Introducing Roque Larraquy’s ‘Comemadre’
Happy September! We decided to start the Halloween celebrations a little early this year by choosing a novel that deftly walks the line between horror and humor. Comemadre, written by Argentine author Roque Larraquy and translated by Heather Cleary, is divided into two narratives that take place 100 years apart. The first follows a group of doctors conducting grotesque medical experiments in the name of science, and the second tells the story of an artist who undergoes physical transformations in service of his work.
Let’s start with a brief overview of the book. But first, if you’re not already a member of our Babbel Book Club Facebook group, it’s never too late to join!
Comemadre is probably unlike any book you’ve ever read before.

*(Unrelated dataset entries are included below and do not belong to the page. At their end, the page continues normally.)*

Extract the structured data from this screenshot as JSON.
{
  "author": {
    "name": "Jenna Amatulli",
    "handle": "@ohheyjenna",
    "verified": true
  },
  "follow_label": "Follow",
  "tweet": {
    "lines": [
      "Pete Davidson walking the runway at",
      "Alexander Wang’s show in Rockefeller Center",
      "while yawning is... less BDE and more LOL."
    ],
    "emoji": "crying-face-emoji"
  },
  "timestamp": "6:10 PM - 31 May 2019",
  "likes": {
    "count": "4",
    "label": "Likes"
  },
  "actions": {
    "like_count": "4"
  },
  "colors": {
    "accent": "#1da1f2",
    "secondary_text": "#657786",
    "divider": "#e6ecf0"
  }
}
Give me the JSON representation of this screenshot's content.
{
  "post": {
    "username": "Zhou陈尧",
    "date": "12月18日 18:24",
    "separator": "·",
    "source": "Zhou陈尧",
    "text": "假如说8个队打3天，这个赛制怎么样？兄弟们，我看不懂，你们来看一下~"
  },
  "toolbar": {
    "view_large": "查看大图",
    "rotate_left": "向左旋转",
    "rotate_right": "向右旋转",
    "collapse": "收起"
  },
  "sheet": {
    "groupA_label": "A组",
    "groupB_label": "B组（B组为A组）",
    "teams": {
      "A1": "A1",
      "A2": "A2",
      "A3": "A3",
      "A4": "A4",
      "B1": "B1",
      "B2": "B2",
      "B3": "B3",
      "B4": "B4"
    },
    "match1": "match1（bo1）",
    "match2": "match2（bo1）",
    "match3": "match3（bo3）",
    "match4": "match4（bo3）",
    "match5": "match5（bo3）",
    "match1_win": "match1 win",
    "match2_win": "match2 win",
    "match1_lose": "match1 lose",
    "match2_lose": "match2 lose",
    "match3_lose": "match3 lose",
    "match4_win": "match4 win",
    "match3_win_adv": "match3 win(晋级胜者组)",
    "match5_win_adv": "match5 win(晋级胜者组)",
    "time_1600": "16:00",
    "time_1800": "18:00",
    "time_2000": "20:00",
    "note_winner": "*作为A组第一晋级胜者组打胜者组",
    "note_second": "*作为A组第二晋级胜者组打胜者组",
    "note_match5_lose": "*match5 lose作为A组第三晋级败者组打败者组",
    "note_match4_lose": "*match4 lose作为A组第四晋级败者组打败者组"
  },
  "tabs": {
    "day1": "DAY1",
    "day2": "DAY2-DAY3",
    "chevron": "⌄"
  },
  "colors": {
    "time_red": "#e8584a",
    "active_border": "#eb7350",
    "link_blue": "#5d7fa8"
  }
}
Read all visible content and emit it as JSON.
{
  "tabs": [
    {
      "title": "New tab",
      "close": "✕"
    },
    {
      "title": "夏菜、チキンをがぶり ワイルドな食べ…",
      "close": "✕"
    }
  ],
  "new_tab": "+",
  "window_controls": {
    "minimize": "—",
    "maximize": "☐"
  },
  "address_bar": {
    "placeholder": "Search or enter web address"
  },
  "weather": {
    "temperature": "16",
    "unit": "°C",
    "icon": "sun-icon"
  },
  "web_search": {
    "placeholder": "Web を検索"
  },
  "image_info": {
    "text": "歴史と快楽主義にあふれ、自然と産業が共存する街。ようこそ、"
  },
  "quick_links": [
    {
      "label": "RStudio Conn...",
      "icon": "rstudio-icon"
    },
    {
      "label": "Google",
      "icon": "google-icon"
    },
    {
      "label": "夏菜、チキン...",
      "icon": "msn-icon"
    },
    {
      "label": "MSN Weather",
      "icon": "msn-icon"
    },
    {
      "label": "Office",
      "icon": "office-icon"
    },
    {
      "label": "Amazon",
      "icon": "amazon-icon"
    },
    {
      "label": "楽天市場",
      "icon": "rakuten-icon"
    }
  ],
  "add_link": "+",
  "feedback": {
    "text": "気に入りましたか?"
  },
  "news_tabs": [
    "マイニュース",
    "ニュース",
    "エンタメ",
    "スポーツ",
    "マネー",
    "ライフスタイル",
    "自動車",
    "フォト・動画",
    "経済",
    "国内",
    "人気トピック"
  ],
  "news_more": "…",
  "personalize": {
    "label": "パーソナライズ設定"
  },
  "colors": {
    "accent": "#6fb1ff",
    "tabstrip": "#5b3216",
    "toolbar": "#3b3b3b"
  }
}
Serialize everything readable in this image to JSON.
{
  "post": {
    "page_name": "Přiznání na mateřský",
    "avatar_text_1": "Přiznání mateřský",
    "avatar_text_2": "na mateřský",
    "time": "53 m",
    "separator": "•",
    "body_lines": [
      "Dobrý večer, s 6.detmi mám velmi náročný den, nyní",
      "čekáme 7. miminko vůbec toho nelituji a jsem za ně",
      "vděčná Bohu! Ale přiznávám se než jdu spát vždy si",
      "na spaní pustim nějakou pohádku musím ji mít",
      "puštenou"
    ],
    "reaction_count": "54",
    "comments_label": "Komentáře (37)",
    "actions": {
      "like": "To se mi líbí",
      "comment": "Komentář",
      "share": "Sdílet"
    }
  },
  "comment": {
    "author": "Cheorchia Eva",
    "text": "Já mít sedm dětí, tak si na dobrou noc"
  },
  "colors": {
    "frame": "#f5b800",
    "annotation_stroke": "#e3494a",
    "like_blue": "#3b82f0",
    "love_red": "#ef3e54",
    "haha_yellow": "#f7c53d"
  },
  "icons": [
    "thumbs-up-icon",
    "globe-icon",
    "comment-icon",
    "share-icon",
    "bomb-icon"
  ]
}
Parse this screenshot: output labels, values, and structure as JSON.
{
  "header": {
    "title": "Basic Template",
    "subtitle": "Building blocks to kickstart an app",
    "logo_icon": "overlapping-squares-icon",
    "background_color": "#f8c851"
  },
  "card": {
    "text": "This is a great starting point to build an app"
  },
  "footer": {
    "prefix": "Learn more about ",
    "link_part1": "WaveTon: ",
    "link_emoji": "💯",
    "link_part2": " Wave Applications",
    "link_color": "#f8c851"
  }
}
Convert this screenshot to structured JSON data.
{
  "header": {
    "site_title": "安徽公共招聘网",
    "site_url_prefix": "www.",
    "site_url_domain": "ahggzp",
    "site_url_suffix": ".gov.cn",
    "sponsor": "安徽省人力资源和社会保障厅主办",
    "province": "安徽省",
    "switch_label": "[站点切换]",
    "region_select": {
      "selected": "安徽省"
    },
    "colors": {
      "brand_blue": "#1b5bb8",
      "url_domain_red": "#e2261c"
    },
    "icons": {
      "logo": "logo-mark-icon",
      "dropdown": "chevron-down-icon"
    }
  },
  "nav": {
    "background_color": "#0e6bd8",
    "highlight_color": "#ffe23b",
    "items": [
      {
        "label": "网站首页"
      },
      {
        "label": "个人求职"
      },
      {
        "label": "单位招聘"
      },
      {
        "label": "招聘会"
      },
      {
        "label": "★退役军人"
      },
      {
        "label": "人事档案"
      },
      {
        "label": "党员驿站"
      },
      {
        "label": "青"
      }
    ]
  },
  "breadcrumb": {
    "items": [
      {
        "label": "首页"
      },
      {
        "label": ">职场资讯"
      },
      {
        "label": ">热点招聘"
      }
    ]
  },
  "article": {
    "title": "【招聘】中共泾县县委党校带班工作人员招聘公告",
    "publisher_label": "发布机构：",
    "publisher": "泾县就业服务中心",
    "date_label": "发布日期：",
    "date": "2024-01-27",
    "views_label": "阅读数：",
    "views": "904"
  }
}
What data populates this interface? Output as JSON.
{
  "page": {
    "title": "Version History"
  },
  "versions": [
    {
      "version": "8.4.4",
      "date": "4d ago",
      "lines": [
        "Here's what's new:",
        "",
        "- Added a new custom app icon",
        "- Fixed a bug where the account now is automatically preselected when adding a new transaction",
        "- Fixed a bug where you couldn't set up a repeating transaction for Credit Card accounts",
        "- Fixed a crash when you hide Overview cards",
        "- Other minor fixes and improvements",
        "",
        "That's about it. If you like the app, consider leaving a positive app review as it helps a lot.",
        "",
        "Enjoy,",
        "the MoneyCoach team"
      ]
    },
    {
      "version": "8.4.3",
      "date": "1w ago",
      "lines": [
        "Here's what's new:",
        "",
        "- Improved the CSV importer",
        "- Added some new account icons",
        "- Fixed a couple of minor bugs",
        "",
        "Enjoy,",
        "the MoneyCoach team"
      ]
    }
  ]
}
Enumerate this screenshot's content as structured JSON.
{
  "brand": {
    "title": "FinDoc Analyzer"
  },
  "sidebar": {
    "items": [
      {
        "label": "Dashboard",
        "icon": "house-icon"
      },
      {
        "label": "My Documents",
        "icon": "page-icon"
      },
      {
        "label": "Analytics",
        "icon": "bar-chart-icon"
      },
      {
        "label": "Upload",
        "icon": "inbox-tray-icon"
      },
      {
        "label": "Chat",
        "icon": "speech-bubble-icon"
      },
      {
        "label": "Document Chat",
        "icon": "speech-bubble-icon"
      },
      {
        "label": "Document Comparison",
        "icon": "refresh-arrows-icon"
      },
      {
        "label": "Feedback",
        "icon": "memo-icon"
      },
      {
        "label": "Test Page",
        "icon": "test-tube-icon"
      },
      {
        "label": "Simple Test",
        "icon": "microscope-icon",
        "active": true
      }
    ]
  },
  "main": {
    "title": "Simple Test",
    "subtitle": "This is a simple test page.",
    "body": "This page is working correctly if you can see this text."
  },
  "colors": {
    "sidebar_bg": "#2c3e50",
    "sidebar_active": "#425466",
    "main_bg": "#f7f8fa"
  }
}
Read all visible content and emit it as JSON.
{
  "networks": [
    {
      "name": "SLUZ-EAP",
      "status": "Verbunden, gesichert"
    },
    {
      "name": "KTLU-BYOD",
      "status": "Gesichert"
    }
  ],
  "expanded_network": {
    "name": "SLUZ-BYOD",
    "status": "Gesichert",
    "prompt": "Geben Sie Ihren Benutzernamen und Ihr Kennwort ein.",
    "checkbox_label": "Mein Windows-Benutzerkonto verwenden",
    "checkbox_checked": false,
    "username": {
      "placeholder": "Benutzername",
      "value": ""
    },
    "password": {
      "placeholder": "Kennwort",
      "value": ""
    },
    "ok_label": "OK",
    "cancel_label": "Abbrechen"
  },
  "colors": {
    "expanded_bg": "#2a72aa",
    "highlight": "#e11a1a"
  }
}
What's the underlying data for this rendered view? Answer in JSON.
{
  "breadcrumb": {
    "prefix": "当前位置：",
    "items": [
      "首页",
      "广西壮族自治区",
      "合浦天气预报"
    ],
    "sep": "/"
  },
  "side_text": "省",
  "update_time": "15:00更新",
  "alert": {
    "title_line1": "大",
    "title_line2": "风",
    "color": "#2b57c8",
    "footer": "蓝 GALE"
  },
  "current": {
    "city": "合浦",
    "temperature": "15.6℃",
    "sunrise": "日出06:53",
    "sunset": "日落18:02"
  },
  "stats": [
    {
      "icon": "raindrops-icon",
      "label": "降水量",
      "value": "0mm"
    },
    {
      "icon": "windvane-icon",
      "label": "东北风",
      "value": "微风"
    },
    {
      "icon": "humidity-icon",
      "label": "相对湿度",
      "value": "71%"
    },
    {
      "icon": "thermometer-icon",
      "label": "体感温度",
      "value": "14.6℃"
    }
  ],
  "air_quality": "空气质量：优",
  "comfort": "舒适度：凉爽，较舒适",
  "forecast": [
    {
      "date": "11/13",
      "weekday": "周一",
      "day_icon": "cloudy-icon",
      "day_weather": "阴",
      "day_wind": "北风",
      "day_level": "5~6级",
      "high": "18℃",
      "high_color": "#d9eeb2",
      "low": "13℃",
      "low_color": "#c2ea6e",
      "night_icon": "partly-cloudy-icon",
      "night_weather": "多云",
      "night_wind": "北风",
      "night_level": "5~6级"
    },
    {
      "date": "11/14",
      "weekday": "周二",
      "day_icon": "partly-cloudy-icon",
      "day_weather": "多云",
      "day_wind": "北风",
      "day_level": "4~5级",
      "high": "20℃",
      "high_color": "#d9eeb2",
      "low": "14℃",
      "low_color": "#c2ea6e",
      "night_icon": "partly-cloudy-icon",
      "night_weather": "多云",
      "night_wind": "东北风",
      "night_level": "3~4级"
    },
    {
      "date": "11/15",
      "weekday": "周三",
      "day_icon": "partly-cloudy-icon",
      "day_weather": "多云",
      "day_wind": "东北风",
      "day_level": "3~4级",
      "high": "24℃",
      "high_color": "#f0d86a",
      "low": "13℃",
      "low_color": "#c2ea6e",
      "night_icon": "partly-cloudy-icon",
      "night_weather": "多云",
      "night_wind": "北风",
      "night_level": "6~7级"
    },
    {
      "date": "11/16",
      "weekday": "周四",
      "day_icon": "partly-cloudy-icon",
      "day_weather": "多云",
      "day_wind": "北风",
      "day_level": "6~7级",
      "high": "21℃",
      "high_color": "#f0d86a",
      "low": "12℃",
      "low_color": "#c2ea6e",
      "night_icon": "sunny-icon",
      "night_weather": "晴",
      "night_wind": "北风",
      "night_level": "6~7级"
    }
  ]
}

It’s equal parts creepy and funny, peppered with moments of intense logic and others of extreme absurdity. And that’s certainly no accident. The novel examines the lengths to which humans will go to make personal and societal progress, and in doing so blurs the lines between the rational and the bizarre.
The format itself is part of what makes this book so unusual. It starts in 1907 at a sanitorium outside of Buenos Aires, where a team of doctors are duping cancer patients into participating in medical experiments to help them learn about what happens when we die. The second part is set in 2009 Buenos Aires. A contemporary artist who was a child prodigy truly throws himself into his art, mutilating and physically transforming himself in the process. How do these two distinct narratives, separated by a century, connect to one another? Answering that question is part of the fun.
Roque Larraquy is an Argentine writer and professor. Comemadre was his debut novel and the only one that’s been translated into English. Larraquy has also worked as a screenwriter for a TV miniseries airing in Argentina. But perhaps more interesting than his writing background is the fact that he’s a professor of narrative and audiovisual design. His understanding and appreciation of visual media are apparent throughout the novel.
Heather Cleary is an esteemed translator, who’s worked on a number of award-winning and nominated books. Cleary is one of the founding editors of the bilingual Buenos Aires Review. She holds an MA in Comparative Literature from New York University and a Ph.D. in Latin American and Iberian Cultures from Columbia University. Currently, she teaches at Sarah Lawrence College in New York.
If you keep up with the Babbel Book Club, you’ll notice that we’ve selected a book translated from Spanish for the second month in a row. However, these works are worlds apart in genre, topic and style. We thought this would be a nice juxtaposition, showcasing the wide range of material books in translation can cover.
Spanish is the second most-spoken language in the United States and the world, and it’s also the second most-translated language in publishing for U.S. readers (after French). This makes Spanish a natural choice when looking for books in translation to read.
Here are some discussion questions to start thinking about as you read Comemadre. We’ll be posting a few of these in the Facebook group, so members can chat about them further!
- Comemadre has elements of both horror and macabre humor. What is a book or movie you’ve enjoyed that falls into the horror or dark comedy genres?
- One of the main focuses of the book is on crossing ethical, and sometimes rational, lines in the pursuit of progress. Can you think of a time you or a colleague had to make a tough ethical decision with larger implications? What factors should be weighed when making such a decision?
- Larraquy references a group of ants on a wall throughout the novel. Sometimes they form a perfect circle, other times they remain shapeless. What do you think is the significance of this visual detail, and what role does the concept of order and disorder play in the book?
- The experiments in the first part of Comemadre are an attempt to learn what humans experience when they cross the threshold from life to death. If you had the chance, would you want to learn what happens when we die? Do you believe in the concept of the afterlife?
- The second part of the book explores the intersection of science and art, focusing heavily on the human body. Do you consider the human body (or a collection of detached body parts) to be a work of art? Why or why not?
- What are your thoughts on the book’s format? Did you find the two narratives flowed together well, or was the time jump jarring? Were you surprised by how the stories connected?
- How do you think Roque Larraquy’s experience as a professor of audiovisual design influenced this book?
Stay tuned for the rest of the month to join discussions about the book and the Spanish language. Want to learn more about Babbel Book Club? Click here.